State Law Prevents Cities From Implementing Bans
Iowa has joined the ranks of Michigan, Arizona and Florida with a recently passed piece of legislation that prevents cities and counties within the state from passing plastic bag bans, or measures that would levy fees or taxes on disposable plastic bags. There was interest in several Iowa communities in banning plastic bags, and as is typically the case, once one municipality passes a ban neighboring cities and counties will follow their lead. Plastic bag bans prevent environmental harm and can be good for the planet and communities. It’s disappointing news when we hear about bans on plastic bag bans becoming a reality.
Bag Ban Movement Was Picking Up Steam in Iowa
Several cities and counties in Iowa were looking into plastic bag bans. Iowa City, Dubuque, and Marshall County were all considering measures to prevent single-use plastic bags. The new law signed by Gov. Terry Branstad, brings an immediate end to the efforts to ban bags in these municipalities. A number of other Iowa communities were just beginning to explore plastic bag bans of their own, but the state law banning bag bans will put an end to those efforts before they can even get started.
Groups Looking to Ban Bag Bans
Just like the movement to ban plastic bags has gained interest and support, the movement to ban plastic bag bans has picked up traction, too. Plastic bag ban bans have found an ally in plastic bag manufacturers. The plastic industry worked very hard, and were ultimately unsuccessful, to block California’s statewide plastic bag ban. Plastic bag bans have also found an opponent in the American Legislative Exchange Council, or ALEC. This group creates model bills making it easy for state officials to advance measures banning plastic bag bans.
Advantages to Passing Plastic Bag Bans

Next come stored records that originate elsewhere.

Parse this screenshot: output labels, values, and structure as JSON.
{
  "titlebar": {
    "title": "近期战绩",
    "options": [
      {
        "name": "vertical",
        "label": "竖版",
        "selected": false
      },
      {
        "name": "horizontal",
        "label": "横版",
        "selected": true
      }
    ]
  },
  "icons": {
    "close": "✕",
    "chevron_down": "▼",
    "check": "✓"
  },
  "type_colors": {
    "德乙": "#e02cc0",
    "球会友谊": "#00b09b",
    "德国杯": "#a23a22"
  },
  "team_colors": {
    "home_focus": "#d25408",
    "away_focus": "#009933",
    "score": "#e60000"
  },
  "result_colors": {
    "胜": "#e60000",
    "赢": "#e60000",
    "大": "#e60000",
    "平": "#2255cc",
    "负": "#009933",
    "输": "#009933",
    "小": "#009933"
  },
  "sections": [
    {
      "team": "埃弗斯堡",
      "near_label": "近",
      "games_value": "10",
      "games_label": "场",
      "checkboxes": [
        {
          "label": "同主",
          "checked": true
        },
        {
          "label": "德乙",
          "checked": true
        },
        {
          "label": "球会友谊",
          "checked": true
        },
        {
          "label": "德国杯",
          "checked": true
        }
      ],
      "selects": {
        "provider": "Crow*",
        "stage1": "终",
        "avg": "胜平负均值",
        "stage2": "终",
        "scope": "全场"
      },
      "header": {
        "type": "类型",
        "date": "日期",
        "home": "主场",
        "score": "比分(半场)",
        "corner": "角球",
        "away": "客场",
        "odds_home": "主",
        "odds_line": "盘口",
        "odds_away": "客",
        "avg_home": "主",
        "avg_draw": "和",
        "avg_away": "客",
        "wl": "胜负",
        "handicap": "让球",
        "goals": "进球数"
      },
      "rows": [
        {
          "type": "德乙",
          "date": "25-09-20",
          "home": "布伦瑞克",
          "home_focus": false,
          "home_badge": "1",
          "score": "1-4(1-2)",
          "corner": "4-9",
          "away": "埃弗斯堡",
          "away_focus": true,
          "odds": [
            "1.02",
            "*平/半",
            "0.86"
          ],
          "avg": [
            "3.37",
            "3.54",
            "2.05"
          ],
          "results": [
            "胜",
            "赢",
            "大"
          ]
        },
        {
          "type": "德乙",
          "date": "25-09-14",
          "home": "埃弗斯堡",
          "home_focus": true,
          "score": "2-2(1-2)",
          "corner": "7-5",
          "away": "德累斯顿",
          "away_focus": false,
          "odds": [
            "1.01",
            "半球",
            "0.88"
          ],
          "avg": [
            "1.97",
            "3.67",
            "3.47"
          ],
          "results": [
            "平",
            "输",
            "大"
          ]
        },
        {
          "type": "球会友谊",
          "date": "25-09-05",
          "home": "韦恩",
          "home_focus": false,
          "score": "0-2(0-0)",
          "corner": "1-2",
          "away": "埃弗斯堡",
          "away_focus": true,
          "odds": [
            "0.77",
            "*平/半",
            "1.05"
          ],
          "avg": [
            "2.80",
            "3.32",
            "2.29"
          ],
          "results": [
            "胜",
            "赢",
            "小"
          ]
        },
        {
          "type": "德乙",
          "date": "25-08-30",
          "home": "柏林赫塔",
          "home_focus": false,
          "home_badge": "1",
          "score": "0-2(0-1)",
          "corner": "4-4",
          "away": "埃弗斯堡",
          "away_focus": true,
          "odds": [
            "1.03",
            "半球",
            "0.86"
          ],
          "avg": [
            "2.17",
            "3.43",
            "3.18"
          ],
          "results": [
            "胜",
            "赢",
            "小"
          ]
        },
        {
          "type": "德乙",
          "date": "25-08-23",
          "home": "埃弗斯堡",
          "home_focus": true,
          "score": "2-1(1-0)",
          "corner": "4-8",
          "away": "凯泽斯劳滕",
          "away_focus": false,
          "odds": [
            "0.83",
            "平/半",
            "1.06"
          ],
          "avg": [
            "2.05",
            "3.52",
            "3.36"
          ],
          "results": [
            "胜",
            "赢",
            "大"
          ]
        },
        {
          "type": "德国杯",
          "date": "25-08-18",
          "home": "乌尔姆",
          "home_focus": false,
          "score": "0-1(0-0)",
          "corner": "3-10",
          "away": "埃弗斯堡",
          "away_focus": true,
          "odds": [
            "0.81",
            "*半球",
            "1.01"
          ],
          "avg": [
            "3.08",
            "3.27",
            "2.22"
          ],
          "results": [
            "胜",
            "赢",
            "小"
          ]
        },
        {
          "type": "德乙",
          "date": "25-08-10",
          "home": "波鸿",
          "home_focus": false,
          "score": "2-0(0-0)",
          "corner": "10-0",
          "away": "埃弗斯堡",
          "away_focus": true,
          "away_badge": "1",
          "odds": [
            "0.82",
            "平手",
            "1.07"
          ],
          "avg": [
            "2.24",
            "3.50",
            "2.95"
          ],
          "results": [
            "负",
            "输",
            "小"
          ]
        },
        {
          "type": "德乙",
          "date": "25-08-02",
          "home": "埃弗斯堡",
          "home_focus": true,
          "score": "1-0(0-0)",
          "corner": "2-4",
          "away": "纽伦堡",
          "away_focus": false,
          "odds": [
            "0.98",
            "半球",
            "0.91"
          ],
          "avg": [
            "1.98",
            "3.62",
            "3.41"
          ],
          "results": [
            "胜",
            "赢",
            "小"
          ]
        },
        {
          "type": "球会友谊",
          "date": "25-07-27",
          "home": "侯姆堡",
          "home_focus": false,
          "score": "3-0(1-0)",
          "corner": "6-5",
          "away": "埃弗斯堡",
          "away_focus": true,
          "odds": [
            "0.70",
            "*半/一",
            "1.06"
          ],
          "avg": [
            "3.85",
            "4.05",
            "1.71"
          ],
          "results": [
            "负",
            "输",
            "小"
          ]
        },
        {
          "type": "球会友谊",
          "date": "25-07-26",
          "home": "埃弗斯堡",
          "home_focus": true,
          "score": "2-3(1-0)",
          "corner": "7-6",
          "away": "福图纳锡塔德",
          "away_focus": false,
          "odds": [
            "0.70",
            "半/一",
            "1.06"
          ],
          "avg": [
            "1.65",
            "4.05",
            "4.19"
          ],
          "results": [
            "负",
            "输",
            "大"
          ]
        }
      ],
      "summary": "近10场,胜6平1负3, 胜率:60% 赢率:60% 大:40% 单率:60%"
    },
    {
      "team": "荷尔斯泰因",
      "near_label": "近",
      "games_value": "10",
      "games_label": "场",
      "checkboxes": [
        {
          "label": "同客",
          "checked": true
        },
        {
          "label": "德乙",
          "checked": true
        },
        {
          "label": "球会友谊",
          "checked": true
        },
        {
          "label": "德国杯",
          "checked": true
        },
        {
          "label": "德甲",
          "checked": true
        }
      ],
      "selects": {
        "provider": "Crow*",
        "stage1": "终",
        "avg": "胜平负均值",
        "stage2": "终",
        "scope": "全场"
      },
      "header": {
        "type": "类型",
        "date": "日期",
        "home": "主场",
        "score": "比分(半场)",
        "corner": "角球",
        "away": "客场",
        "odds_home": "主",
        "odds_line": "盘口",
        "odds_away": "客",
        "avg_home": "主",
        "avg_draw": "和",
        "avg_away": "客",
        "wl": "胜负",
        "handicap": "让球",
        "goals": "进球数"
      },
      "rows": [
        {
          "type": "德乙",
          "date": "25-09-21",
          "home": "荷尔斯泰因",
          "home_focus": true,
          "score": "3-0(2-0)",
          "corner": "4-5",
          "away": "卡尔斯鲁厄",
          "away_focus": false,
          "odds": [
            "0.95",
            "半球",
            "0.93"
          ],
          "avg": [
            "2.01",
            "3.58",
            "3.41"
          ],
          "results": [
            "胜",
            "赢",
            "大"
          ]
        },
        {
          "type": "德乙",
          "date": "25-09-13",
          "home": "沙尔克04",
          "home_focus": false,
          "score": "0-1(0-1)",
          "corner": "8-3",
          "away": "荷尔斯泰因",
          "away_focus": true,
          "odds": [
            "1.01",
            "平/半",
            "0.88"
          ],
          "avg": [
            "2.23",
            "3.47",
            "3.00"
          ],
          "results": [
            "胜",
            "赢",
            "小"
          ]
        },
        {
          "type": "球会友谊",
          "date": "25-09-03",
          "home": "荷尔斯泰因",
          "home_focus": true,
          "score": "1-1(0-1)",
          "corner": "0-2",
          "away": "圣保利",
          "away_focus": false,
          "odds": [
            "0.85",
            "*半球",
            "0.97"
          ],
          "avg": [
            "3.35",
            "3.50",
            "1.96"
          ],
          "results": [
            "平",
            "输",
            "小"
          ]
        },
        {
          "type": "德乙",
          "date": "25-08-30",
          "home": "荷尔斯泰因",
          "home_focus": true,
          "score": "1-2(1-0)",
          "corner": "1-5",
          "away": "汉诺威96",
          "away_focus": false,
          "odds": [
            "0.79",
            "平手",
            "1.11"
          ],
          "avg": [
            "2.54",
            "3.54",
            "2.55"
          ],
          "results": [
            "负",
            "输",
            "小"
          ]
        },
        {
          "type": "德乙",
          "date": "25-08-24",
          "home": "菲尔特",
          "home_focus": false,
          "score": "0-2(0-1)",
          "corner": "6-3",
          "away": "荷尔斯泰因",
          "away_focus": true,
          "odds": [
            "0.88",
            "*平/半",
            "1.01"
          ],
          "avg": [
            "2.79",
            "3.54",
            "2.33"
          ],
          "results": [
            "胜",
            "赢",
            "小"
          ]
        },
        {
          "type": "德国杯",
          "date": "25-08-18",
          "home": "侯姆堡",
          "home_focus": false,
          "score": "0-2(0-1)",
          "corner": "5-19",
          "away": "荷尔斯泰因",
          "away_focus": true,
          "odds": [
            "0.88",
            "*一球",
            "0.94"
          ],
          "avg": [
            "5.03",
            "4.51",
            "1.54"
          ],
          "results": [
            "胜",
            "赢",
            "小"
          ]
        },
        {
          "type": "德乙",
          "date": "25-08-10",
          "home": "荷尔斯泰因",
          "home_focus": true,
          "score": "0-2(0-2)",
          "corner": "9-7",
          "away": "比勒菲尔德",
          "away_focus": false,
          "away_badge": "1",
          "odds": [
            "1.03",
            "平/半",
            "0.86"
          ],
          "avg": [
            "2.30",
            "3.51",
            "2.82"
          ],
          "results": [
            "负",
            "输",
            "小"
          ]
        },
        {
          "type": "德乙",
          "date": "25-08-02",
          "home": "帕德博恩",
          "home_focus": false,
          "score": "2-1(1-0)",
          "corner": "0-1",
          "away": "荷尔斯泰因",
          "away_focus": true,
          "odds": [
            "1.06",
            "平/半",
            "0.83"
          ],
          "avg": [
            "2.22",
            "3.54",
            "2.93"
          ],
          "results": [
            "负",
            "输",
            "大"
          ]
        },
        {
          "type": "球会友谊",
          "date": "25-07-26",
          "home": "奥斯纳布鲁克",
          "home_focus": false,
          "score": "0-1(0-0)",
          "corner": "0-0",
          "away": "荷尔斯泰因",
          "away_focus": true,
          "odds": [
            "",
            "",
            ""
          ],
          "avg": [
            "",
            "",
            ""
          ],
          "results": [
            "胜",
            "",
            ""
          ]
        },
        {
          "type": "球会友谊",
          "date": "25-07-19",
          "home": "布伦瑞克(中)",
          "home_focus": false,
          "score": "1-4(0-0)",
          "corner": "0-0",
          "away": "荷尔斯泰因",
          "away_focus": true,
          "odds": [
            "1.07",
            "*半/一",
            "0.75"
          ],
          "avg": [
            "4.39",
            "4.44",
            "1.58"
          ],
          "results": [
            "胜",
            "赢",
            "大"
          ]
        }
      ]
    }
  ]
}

Disposable plastic bags are made from nonrenewable resources, like natural gas. These resources are in short supply, so utilizing these materials for disposable products in irresponsible. Single-uses plastic bags are also seldom recycled, which is a shame, because they are recyclable. If a plastic bag is recycled it can be repurposed into another useful plastic bag. Ultimately, plastic bags are very likely to end up in landfills or as litter. Plastic does not safely break down, or biodegrade, so when plastic ends up in a landfill it is there to stay. Over time plastic bags will break apart into smaller pieces of plastic, but these tiny plastic partic pieces will also stick around.
Learn About the Bag Ban Movement
If you want to learn more about plastic bag bans and efforts to ban disposable plastic bags throughout the U.S., as well as the world, check out our bag ban map. This interactive map tracks efforts to ban or levy fees on single-use plastic bags. We track successful efforts, along with the not so successful efforts, in order to show exactly what goes into implementing plastic bag bans. The bag ban map is a useful tool to learn from the experiences of others. If you are interested in starting a plastic bag ban in your hometown we’ve outlined the steps you need to take to get started.